Sleep & Word Learning
Is sleep beneficial to word learning in infancy? In 2017, I will begin a 2-year study to investigate the causal and longitudinal relationship between sleep and word learning between 12- and 30-months - a period of dramatic development in both sleep and language acquisition - using actigraphy, polysomnography, sleep diary, vocabulary inventory, and automated eye-tracking.
Language-mediated Visual Attention
What is the relationship between language and cognition? While the Whorfian hypothesis (language determines cognition) remains controversial, my research shows evidence that language can mediate the way we selectively attend to information in the visual world, which begins in infancy and toddlerhood.
Bias to Relevance

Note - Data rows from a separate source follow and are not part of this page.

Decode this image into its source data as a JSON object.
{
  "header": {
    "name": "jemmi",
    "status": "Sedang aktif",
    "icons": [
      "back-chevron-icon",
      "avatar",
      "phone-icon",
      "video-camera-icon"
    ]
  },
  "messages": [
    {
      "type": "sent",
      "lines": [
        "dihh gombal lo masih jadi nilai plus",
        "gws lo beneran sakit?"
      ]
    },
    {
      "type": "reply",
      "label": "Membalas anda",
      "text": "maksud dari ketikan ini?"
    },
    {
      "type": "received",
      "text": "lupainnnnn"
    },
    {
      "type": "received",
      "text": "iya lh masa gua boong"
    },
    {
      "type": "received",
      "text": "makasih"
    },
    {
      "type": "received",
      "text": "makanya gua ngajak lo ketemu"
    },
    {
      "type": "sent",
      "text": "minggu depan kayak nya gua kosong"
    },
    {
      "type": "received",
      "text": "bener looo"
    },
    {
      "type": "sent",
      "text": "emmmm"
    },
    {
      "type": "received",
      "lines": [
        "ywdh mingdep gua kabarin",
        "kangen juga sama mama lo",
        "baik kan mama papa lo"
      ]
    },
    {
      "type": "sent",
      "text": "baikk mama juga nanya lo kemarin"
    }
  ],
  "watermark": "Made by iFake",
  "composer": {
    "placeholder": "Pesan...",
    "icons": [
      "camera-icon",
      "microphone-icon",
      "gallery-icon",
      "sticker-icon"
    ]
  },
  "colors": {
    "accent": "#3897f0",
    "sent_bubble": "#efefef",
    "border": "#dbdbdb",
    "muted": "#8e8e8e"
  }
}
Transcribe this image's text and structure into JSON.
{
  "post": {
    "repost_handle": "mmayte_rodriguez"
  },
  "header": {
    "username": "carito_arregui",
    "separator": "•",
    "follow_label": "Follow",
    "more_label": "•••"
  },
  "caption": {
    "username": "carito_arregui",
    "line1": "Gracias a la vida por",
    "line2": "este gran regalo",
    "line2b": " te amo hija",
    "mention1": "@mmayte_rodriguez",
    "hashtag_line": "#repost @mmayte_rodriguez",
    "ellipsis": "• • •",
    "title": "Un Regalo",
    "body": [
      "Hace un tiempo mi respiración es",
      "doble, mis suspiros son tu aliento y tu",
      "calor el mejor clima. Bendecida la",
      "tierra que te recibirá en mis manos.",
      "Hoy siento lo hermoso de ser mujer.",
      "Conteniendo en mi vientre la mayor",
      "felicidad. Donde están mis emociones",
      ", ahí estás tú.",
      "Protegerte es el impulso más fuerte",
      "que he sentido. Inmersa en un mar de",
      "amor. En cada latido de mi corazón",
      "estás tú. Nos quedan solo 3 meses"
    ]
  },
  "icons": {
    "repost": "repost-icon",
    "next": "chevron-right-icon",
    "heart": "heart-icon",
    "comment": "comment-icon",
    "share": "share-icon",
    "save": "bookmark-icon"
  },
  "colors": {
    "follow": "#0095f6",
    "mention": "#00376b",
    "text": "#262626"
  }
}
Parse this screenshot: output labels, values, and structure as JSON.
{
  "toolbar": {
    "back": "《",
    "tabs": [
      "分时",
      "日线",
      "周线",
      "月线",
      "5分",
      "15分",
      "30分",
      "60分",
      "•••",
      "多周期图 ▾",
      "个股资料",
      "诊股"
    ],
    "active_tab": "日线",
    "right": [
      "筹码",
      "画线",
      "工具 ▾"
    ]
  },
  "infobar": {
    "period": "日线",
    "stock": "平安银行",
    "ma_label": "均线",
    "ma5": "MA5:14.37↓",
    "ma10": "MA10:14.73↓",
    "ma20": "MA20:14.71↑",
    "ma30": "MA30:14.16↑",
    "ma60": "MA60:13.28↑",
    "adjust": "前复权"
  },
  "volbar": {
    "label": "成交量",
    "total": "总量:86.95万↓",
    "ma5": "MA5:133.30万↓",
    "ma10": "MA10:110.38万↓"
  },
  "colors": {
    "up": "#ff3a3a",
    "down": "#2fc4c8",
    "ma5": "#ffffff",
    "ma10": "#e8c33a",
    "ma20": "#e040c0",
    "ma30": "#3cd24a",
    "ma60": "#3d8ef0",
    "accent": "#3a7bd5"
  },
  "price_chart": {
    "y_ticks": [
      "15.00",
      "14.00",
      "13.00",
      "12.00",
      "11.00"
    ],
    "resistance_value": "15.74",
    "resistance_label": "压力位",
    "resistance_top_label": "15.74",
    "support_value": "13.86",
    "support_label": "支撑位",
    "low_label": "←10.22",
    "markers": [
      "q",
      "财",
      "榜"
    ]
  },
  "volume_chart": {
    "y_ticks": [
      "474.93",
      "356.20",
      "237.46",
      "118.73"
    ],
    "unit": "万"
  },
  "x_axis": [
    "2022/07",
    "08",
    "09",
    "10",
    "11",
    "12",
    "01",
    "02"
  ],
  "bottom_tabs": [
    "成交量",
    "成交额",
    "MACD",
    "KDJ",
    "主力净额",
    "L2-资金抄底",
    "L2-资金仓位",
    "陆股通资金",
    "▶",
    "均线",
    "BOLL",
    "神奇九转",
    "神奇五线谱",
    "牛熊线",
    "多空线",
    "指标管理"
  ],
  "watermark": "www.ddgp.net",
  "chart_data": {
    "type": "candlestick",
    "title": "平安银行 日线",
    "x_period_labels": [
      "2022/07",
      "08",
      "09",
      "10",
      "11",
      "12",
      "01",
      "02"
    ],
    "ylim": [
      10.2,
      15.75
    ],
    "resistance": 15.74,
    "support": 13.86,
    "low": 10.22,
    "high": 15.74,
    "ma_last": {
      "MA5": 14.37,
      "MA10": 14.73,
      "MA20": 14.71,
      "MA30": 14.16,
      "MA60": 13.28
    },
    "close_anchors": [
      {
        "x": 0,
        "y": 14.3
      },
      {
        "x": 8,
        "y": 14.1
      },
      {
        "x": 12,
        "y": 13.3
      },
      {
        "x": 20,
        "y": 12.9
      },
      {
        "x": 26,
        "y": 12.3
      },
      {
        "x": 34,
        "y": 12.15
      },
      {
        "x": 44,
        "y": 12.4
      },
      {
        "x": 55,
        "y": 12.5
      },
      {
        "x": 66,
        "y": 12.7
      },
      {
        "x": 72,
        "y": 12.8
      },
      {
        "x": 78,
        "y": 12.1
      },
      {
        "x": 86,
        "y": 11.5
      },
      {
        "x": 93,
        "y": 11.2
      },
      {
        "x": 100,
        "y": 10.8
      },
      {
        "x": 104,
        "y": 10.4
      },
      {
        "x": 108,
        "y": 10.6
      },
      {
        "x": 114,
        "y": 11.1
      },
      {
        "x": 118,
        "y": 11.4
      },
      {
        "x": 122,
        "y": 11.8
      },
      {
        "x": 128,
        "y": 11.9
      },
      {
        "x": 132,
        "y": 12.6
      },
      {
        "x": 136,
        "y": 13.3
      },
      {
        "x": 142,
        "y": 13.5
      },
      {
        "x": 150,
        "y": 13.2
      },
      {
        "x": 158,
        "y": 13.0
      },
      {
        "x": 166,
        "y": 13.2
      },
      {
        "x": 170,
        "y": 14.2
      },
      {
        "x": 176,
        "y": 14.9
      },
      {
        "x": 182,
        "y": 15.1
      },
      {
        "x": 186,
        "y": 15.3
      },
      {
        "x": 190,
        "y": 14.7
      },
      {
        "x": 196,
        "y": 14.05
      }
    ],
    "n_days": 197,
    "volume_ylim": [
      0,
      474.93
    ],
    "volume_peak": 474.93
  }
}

In a series of eye-tracking study, toddlers saw an array of pictures and heard labels spoken in child-directed speech. Upon hearing the word Carrot, toddlers looked more at the picture of a Car, which is phonologically similar to Carrot. Toddlers also looked more at the picture of Pear, indicating their knowledge and appreciation of Pear and Carrot being related by the semantic category of food. Interestingly, biased attention to phonologically- and semantically-relevant information was stronger in toddlers with a larger vocabulary. It is possible that toddlers who know more words are, overall, cognitively more advanced and therefore able to detect relevant information faster than those with a smaller vocabulary. In reverse, it is also possible that toddlers who are able to detect relevant information faster are able to learn faster, and accumulate a larger vocabulary.
Chow, J., Davies, A. M. A., & Plunkett, K. (2017). Spoken-word recognition in 2-year-olds: The tug of war between phonological and semantic activation. Journal of Memory and Language.
What happens when we switch from one thought to another? My study on backward semantic inhibition investigates the mental processes of switching attention between different semantic categories. In the experiment, toddlers hear the following words (category in parentheses) in a sequential manner: chair (furniture), coat (clothing), table (furniture). Attending to the word Coat leads to the inhibition of the mental representations of the previous word Chair. We know that chair and the category furniture has been inhibited because toddlers' and adults' subsequent response to the word Table (another furniture) is impaired. The effect of backward semantic inhibition is observed in adults and toddlers starting from 24-months.